START DATA EXTRACT

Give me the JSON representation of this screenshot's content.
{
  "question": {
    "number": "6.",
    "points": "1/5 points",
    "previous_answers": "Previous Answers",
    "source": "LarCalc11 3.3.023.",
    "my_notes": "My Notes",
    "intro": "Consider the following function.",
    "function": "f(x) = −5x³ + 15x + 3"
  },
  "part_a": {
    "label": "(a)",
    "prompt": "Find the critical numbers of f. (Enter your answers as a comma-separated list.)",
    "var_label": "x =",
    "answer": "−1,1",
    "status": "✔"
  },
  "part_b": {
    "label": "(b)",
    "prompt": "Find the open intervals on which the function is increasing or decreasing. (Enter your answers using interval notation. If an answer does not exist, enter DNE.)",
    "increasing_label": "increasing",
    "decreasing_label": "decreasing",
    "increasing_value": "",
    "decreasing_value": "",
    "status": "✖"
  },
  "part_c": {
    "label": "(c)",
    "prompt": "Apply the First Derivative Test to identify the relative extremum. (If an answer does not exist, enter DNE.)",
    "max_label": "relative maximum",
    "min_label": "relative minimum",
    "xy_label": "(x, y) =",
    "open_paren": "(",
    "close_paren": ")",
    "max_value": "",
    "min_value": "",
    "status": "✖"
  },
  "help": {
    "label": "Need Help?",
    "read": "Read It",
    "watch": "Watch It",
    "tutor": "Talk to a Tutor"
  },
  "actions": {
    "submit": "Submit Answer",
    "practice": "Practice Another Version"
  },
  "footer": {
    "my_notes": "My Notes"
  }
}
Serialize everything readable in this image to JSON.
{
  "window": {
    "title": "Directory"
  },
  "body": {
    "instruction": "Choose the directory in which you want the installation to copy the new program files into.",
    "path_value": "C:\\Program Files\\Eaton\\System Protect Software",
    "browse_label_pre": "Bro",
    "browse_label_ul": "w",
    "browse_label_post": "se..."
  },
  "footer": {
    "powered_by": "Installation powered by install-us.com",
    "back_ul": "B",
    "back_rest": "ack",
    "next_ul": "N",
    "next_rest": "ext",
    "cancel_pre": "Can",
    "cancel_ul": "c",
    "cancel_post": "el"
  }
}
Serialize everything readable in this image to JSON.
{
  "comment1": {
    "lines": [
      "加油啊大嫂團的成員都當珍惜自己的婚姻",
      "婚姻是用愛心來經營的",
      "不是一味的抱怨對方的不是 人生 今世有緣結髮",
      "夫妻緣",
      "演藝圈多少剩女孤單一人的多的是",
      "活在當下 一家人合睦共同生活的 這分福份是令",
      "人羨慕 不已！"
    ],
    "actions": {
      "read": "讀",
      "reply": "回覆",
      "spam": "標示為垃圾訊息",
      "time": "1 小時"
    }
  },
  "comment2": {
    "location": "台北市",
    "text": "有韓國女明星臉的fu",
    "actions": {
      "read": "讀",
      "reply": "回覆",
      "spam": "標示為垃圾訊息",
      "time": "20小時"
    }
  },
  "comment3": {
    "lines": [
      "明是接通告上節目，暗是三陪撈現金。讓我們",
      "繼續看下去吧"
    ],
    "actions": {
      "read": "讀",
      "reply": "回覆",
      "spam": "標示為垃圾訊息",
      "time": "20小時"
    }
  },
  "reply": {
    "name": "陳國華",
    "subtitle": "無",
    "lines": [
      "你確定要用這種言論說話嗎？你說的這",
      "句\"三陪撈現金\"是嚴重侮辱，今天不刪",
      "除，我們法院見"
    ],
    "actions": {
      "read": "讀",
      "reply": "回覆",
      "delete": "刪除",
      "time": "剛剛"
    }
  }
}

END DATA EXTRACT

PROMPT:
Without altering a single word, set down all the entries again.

ANSWER SECTION:
Give me the JSON representation of this screenshot's content.
{
  "question": {
    "number": "6.",
    "points": "1/5 points",
    "previous_answers": "Previous Answers",
    "source": "LarCalc11 3.3.023.",
    "my_notes": "My Notes",
    "intro": "Consider the following function.",
    "function": "f(x) = −5x³ + 15x + 3"
  },
  "part_a": {
    "label": "(a)",
    "prompt": "Find the critical numbers of f. (Enter your answers as a comma-separated list.)",
    "var_label": "x =",
    "answer": "−1,1",
    "status": "✔"
  },
  "part_b": {
    "label": "(b)",
    "prompt": "Find the open intervals on which the function is increasing or decreasing. (Enter your answers using interval notation. If an answer does not exist, enter DNE.)",
    "increasing_label": "increasing",
    "decreasing_label": "decreasing",
    "increasing_value": "",
    "decreasing_value": "",
    "status": "✖"
  },
  "part_c": {
    "label": "(c)",
    "prompt": "Apply the First Derivative Test to identify the relative extremum. (If an answer does not exist, enter DNE.)",
    "max_label": "relative maximum",
    "min_label": "relative minimum",
    "xy_label": "(x, y) =",
    "open_paren": "(",
    "close_paren": ")",
    "max_value": "",
    "min_value": "",
    "status": "✖"
  },
  "help": {
    "label": "Need Help?",
    "read": "Read It",
    "watch": "Watch It",
    "tutor": "Talk to a Tutor"
  },
  "actions": {
    "submit": "Submit Answer",
    "practice": "Practice Another Version"
  },
  "footer": {
    "my_notes": "My Notes"
  }
}
Serialize everything readable in this image to JSON.
{
  "window": {
    "title": "Directory"
  },
  "body": {
    "instruction": "Choose the directory in which you want the installation to copy the new program files into.",
    "path_value": "C:\\Program Files\\Eaton\\System Protect Software",
    "browse_label_pre": "Bro",
    "browse_label_ul": "w",
    "browse_label_post": "se..."
  },
  "footer": {
    "powered_by": "Installation powered by install-us.com",
    "back_ul": "B",
    "back_rest": "ack",
    "next_ul": "N",
    "next_rest": "ext",
    "cancel_pre": "Can",
    "cancel_ul": "c",
    "cancel_post": "el"
  }
}
Serialize everything readable in this image to JSON.
{
  "comment1": {
    "lines": [
      "加油啊大嫂團的成員都當珍惜自己的婚姻",
      "婚姻是用愛心來經營的",
      "不是一味的抱怨對方的不是 人生 今世有緣結髮",
      "夫妻緣",
      "演藝圈多少剩女孤單一人的多的是",
      "活在當下 一家人合睦共同生活的 這分福份是令",
      "人羨慕 不已！"
    ],
    "actions": {
      "read": "讀",
      "reply": "回覆",
      "spam": "標示為垃圾訊息",
      "time": "1 小時"
    }
  },
  "comment2": {
    "location": "台北市",
    "text": "有韓國女明星臉的fu",
    "actions": {
      "read": "讀",
      "reply": "回覆",
      "spam": "標示為垃圾訊息",
      "time": "20小時"
    }
  },
  "comment3": {
    "lines": [
      "明是接通告上節目，暗是三陪撈現金。讓我們",
      "繼續看下去吧"
    ],
    "actions": {
      "read": "讀",
      "reply": "回覆",
      "spam": "標示為垃圾訊息",
      "time": "20小時"
    }
  },
  "reply": {
    "name": "陳國華",
    "subtitle": "無",
    "lines": [
      "你確定要用這種言論說話嗎？你說的這",
      "句\"三陪撈現金\"是嚴重侮辱，今天不刪",
      "除，我們法院見"
    ],
    "actions": {
      "read": "讀",
      "reply": "回覆",
      "delete": "刪除",
      "time": "剛剛"
    }
  }
}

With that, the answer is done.